Intelligence has been defined in many different ways such as in terms of one’s capacity for logic, abstract thought, understanding, self-awareness, communication, learning, emotional knowledge, memory, planning, creativity and problem solving. In the popular sense, intelligence is often defined as the general mental ability to learn and apply knowledge to manipulate your environment, as well as the ability to reason and have abstract thought.
The measurement of intelligence is dogged by controversy and disagreement. While there are a number of different methods for measuring intelligence, the standard and most widely accepted method is by measuring a person’s ‘intelligence quotient’ or IQ. Based on a series of tests which assess various types of abilities such a mathematical, spatial, verbal, logic and memory. The results from such tests done on a group that is representative of the wider popular shows the classic ‘bell-shape’ distribution, meaning that most people are of average intelligence with a few at the extreme ends of the scale.
Successfully intelligent people discern their strengths and weaknesses, and then figure out how to capitalize on their strengths, and to compensate for or remediate their weaknesses. Successfully intelligent individuals succeed in part because they achieve a functional balance among a “triarchy” of abilities:

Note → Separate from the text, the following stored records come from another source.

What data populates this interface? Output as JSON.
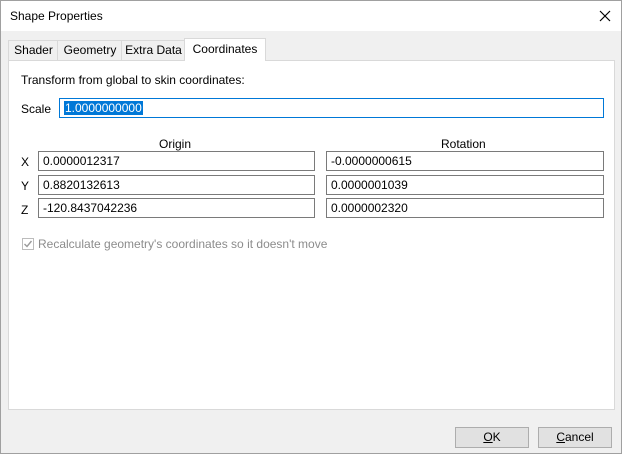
{
  "window": {
    "title": "Shape Properties"
  },
  "tabs": [
    {
      "label": "Shader"
    },
    {
      "label": "Geometry"
    },
    {
      "label": "Extra Data"
    },
    {
      "label": "Coordinates",
      "active": true
    }
  ],
  "coordinates": {
    "heading": "Transform from global to skin coordinates:",
    "scale_label": "Scale",
    "scale_value": "1.0000000000",
    "origin_header": "Origin",
    "rotation_header": "Rotation",
    "rows": [
      {
        "axis": "X",
        "origin": "0.0000012317",
        "rotation": "-0.0000000615"
      },
      {
        "axis": "Y",
        "origin": "0.8820132613",
        "rotation": "0.0000001039"
      },
      {
        "axis": "Z",
        "origin": "-120.8437042236",
        "rotation": "0.0000002320"
      }
    ],
    "recalc_label": "Recalculate geometry's coordinates so it doesn't move",
    "recalc_checked": true
  },
  "buttons": {
    "ok_mnemonic": "O",
    "ok_rest": "K",
    "cancel_mnemonic": "C",
    "cancel_rest": "ancel"
  },
  "colors": {
    "accent": "#0078d7",
    "disabled_text": "#8c8c8c"
  }
}
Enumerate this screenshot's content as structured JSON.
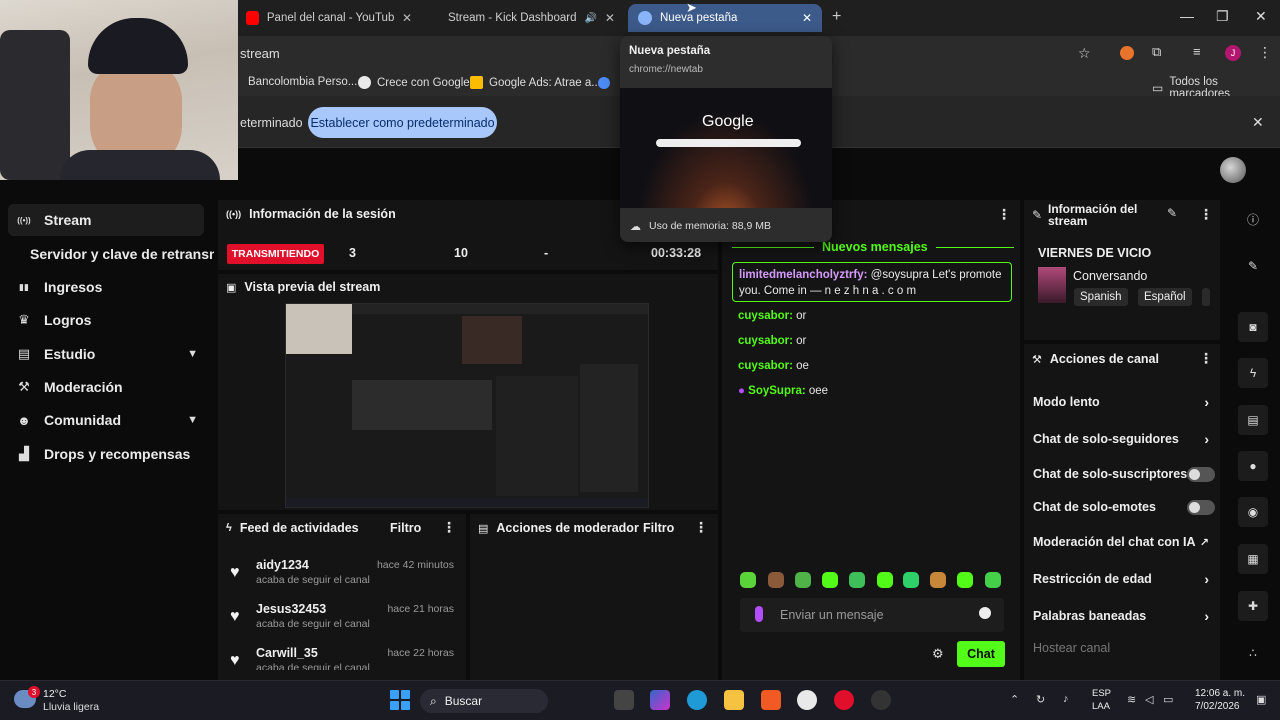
{
  "browser": {
    "tabs": [
      {
        "title": "Panel del canal - YouTube Studi",
        "close": "✕"
      },
      {
        "title": "Stream - Kick Dashboard",
        "close": "✕",
        "audio": "🔊"
      },
      {
        "title": "Nueva pestaña",
        "close": "✕"
      }
    ],
    "new_tab": "+",
    "window_controls": {
      "minimize": "—",
      "maximize": "❐",
      "close": "✕"
    },
    "url": "stream",
    "bookmarks": [
      "Bancolombia Perso...",
      "Crece con Google",
      "Google Ads: Atrae a..."
    ],
    "all_bookmarks": "Todos los marcadores",
    "infobar": {
      "text": "eterminado",
      "button": "Establecer como predeterminado",
      "close": "✕"
    },
    "hover_card": {
      "title": "Nueva pestaña",
      "url": "chrome://newtab",
      "thumb_logo": "Google",
      "memory": "Uso de memoria: 88,9 MB"
    },
    "profile_initial": "J"
  },
  "sidebar": {
    "items": [
      {
        "label": "Stream",
        "icon": "live-icon",
        "glyph": "((•))"
      },
      {
        "label": "Servidor y clave de retransm",
        "icon": "",
        "glyph": ""
      },
      {
        "label": "Ingresos",
        "icon": "chart-icon",
        "glyph": "▮▮"
      },
      {
        "label": "Logros",
        "icon": "trophy-icon",
        "glyph": "♛"
      },
      {
        "label": "Estudio",
        "icon": "layout-icon",
        "glyph": "▤",
        "chevron": "⌄"
      },
      {
        "label": "Moderación",
        "icon": "hammer-icon",
        "glyph": "⚒"
      },
      {
        "label": "Comunidad",
        "icon": "users-icon",
        "glyph": "👥",
        "chevron": "⌄"
      },
      {
        "label": "Drops y recompensas",
        "icon": "gift-icon",
        "glyph": "▟"
      }
    ]
  },
  "session": {
    "title": "Información de la sesión",
    "status": "TRANSMITIENDO",
    "viewers": "3",
    "followers": "10",
    "subs": "-",
    "duration": "00:33:28"
  },
  "preview": {
    "title": "Vista previa del stream"
  },
  "feed": {
    "title": "Feed de actividades",
    "filter": "Filtro",
    "items": [
      {
        "user": "aidy1234",
        "time": "hace 42 minutos",
        "action": "acaba de seguir el canal"
      },
      {
        "user": "Jesus32453",
        "time": "hace 21 horas",
        "action": "acaba de seguir el canal"
      },
      {
        "user": "Carwill_35",
        "time": "hace 22 horas",
        "action": "acaba de seguir el canal"
      }
    ]
  },
  "moderator": {
    "title": "Acciones de moderador",
    "filter": "Filtro"
  },
  "chat": {
    "new_messages": "Nuevos mensajes",
    "pinned": {
      "user": "limitedmelancholyztrfy:",
      "text": " @soysupra Let's promote you. Come in — n e z h n a . c o m"
    },
    "messages": [
      {
        "user": "cuysabor:",
        "text": " or"
      },
      {
        "user": "cuysabor:",
        "text": " or"
      },
      {
        "user": "cuysabor:",
        "text": " oe"
      },
      {
        "user": "SoySupra:",
        "text": " oee"
      }
    ],
    "placeholder": "Enviar un mensaje",
    "send": "Chat"
  },
  "stream_info": {
    "title_line1": "Información del",
    "title_line2": "stream",
    "stream_title": "VIERNES DE VICIO",
    "category": "Conversando",
    "tags": [
      "Spanish",
      "Español"
    ]
  },
  "channel_actions": {
    "title": "Acciones de canal",
    "items": [
      {
        "label": "Modo lento",
        "control": "chevron"
      },
      {
        "label": "Chat de solo-seguidores",
        "control": "chevron"
      },
      {
        "label": "Chat de solo-suscriptores",
        "control": "toggle",
        "on": false
      },
      {
        "label": "Chat de solo-emotes",
        "control": "toggle",
        "on": false
      },
      {
        "label": "Moderación del chat con IA",
        "control": "external"
      },
      {
        "label": "Restricción de edad",
        "control": "chevron"
      },
      {
        "label": "Palabras baneadas",
        "control": "chevron"
      },
      {
        "label": "Hostear canal",
        "control": "none"
      }
    ]
  },
  "taskbar": {
    "weather_temp": "12°C",
    "weather_desc": "Lluvia ligera",
    "weather_badge": "3",
    "search": "Buscar",
    "lang1": "ESP",
    "lang2": "LAA",
    "time": "12:06 a. m.",
    "date": "7/02/2026"
  },
  "colors": {
    "kick_green": "#53fc18",
    "live_red": "#e0102b",
    "chrome_blue": "#a8c7fa"
  }
}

Within the discipline of psychology, various approaches to human intelligence have been adopted. The psychometric approach is especially familiar to the general public, as well as being the most researched and by far the most widely used in practical settings. Intelligence is most widely studied in humans, but has also been observed in animals and in plants. Artificial intelligence is the simulation of intelligence in machines.